The forms of asbestos most likely to be encountered by steam and pipe fitters depended largely on the nature and location of the particular job. Sea-going vessels had asbestos insulation throughout the hull on every deck, especially in the engine room. Depending on the country of registry, a ship may still contain substantial amounts of friable, or crumbling asbestos, particularly in the engine room.
When it came to lagging, or heat-shielding, steam pipes in many ships and commercial and residential buildings were frequently sprayed with a commercial product manufactured by the W.R. Grace Corporation. This product, known as Monokote, was touted by the Grace company as being “asbestos-free,” but in reality contained up to 12% asbestos.
W.R. Grace was the manufacturer of another product commonly used in all types of construction products was marketed as Zonolite. Again, the Grace corporation assured consumers that the product was “asbestos-free.” In fact, the substance used in Zonolite – a type of clay known as vermiculite – was invariably contaminated with asbestos fibers. This product was manufactured and continued to be used in construction through the early 1990s.
Yet another product steam and pipe-fitters are likely to come in contact with is “asbestos cement.” This is paneling made from thin sheets of cement that has been reinforced with asbestos in amounts ranging from 5 – 10%.

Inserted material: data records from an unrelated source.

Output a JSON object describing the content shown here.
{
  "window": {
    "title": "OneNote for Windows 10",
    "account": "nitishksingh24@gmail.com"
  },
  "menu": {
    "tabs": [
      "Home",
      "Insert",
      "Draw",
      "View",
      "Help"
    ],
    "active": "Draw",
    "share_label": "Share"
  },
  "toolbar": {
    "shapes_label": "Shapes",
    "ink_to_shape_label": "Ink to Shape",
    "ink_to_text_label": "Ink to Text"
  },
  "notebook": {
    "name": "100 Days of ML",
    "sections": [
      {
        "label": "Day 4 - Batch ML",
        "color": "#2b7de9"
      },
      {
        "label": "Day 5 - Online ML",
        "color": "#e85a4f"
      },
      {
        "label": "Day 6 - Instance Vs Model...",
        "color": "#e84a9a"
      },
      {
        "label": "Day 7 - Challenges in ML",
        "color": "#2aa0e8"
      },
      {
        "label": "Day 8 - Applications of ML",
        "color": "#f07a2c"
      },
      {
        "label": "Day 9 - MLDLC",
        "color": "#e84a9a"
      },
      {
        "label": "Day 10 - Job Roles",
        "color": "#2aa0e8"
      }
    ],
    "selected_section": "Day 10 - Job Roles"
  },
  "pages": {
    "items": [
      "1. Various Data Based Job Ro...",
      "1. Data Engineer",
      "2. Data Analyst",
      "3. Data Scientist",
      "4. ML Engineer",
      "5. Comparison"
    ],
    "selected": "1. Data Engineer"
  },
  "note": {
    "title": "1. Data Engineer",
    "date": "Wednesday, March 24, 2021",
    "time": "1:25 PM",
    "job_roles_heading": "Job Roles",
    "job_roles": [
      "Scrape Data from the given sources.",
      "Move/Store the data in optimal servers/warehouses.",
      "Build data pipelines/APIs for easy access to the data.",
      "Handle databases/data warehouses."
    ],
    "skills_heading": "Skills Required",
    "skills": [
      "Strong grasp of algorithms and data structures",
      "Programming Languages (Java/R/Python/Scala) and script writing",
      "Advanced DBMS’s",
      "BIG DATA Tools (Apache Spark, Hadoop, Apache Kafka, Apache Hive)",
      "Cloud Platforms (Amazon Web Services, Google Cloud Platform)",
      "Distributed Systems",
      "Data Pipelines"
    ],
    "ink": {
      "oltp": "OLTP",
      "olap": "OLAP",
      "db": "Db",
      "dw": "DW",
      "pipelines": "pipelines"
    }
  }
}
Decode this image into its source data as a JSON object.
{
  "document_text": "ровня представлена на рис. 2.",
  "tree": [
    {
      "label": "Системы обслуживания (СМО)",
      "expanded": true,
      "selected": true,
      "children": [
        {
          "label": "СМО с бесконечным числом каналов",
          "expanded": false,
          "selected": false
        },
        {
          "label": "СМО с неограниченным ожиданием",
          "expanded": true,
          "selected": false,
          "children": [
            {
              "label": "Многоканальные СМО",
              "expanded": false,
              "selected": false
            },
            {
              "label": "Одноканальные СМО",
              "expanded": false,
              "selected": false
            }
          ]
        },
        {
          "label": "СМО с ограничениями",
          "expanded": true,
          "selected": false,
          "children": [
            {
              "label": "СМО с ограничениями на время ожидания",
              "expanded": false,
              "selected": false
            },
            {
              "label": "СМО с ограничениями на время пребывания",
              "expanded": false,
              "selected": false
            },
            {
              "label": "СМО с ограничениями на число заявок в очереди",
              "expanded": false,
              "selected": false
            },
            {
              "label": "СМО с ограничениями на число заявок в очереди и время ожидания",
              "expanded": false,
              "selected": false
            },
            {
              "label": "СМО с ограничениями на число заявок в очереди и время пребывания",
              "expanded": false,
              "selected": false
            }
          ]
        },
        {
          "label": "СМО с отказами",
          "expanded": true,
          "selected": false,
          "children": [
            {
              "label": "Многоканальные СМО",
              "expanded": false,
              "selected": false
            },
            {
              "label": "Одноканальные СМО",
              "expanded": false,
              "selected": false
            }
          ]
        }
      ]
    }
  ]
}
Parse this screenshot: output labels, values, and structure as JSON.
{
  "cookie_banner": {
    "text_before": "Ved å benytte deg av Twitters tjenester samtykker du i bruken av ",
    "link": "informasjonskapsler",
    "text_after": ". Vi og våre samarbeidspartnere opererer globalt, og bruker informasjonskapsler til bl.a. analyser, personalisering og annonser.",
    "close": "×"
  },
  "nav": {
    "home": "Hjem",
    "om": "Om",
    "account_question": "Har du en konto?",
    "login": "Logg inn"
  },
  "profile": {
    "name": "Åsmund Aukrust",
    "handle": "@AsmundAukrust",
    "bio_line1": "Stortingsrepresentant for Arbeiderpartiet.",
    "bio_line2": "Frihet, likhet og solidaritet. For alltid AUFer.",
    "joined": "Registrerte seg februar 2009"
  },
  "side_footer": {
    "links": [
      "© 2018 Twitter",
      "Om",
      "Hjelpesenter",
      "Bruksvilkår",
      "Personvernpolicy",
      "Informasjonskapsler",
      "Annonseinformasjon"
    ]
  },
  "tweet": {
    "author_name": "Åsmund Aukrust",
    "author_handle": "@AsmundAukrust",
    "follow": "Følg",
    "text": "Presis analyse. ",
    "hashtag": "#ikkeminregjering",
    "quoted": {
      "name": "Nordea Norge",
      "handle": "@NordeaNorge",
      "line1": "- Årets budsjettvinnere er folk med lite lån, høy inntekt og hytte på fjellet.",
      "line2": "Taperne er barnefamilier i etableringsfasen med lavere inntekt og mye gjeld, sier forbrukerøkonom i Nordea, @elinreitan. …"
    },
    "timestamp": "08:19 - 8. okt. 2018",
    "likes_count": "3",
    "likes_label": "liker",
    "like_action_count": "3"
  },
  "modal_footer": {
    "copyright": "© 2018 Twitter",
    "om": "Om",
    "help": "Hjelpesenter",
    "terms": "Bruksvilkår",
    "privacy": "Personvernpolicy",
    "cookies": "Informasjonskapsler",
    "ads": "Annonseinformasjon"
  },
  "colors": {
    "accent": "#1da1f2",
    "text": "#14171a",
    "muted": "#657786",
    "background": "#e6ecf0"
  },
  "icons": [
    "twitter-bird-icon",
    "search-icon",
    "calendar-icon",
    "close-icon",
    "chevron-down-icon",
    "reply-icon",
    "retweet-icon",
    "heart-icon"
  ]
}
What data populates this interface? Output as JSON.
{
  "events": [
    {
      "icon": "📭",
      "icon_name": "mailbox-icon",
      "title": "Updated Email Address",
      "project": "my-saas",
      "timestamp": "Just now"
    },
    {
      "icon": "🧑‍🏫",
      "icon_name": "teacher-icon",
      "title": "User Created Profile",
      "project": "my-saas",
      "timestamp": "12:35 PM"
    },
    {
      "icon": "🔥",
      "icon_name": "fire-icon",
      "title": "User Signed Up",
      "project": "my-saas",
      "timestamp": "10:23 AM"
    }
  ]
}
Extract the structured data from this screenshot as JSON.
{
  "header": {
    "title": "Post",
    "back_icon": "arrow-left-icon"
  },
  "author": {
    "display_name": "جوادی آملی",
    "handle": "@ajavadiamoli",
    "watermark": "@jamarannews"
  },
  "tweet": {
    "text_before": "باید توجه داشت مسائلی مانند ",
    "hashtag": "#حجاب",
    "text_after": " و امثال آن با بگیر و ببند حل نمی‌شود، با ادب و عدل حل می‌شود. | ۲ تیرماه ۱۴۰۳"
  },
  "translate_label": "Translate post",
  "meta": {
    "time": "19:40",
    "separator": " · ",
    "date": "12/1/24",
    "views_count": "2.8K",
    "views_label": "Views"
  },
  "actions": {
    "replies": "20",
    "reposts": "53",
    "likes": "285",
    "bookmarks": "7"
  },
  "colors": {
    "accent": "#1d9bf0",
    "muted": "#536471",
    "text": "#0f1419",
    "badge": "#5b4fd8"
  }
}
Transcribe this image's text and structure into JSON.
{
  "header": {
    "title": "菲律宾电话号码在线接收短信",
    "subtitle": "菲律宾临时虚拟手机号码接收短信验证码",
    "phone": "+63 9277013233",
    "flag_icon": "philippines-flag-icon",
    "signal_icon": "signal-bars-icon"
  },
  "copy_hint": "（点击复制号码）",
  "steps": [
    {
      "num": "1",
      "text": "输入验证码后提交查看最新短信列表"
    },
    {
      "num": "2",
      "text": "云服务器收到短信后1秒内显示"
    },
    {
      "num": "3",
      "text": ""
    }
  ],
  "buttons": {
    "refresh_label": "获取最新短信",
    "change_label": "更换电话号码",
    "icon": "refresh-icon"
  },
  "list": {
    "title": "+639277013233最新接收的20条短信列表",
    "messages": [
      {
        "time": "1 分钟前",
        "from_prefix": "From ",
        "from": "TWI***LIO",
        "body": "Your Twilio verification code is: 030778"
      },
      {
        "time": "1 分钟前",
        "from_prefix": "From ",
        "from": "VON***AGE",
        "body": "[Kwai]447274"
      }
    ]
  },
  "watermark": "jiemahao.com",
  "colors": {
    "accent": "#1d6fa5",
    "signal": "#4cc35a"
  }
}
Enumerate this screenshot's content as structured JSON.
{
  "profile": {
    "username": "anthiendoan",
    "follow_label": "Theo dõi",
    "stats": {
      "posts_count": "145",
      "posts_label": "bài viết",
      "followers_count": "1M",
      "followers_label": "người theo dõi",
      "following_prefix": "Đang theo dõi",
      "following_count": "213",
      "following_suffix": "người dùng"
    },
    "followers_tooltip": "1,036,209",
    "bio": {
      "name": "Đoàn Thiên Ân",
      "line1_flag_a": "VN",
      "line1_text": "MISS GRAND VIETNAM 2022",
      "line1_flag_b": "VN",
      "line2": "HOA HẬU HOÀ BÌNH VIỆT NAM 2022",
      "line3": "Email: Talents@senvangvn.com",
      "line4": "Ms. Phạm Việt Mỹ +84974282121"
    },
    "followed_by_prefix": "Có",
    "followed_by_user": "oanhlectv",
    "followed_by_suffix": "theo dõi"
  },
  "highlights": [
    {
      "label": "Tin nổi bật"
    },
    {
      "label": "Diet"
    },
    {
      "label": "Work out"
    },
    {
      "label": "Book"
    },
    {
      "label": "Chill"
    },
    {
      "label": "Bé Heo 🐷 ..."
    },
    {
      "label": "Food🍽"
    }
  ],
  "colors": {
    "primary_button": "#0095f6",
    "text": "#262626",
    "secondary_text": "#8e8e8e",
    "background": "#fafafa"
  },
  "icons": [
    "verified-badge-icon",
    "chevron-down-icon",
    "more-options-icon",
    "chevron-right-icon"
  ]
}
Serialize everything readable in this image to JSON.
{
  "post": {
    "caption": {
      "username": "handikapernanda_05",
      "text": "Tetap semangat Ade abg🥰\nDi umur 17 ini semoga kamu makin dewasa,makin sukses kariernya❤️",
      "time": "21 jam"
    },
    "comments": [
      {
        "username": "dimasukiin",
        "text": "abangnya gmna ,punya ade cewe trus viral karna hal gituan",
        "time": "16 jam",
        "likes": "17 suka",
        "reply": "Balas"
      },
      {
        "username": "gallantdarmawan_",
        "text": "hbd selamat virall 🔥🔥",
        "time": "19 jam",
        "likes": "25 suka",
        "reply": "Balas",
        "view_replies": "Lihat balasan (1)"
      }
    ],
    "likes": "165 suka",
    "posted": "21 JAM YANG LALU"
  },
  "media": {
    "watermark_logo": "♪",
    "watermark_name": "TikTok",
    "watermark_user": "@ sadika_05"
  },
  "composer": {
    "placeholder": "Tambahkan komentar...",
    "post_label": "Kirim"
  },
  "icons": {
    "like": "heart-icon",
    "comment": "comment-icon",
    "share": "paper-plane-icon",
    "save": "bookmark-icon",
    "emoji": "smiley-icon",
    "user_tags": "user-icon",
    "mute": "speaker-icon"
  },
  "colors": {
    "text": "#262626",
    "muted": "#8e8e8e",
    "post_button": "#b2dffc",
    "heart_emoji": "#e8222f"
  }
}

Records dating back as far as 1895 clearly show that medical science had made the connection between asbestos and respiratory disease. This fact was acknowledged by the British government by 1931, when strict regulations regarding the were put in place for industries in the U.K.
Knowledge of the health dangers of asbestos had been firmly established in the U.S. by the late 1930s. Ironically, much of this knowledge was based on studies financed by the asbestos industry itself. In 1977, documents came to light conclusively proving that the two largest asbestos producers of the time – Raysbestos and Johns-Manville – had engaged in a conspiracy to keep this information away from the public.
Likewise, W.R. Grace, Inc. continues to deny that its products were harmful. In 2005, a federal grand jury indicted seven high-level corporate officers of the company, seeking a fine in the amount of $280 million. In addition, the corporate officers named in the indictment were facing prison sentences of up to seventy years – the first time any corporate officer had faced a criminal penalty in such a legal action.
Recently however, the Environmental Protection Agency (EPA) was seeking panelists for a board that would draft a risk assessment for asbestos exposure that state and federal authorities could use in order to define such risks, such as those of contracting mesothelioma, a rare and deadly form of asbestos cancer, or asbestosis. The potential nominees for this panel included 12 “scientists” and others who have in the past represented the interests of W.R. Grace, Inc. as well as a number of defense contractors. Needless to say, the potential for conflict of interest is great.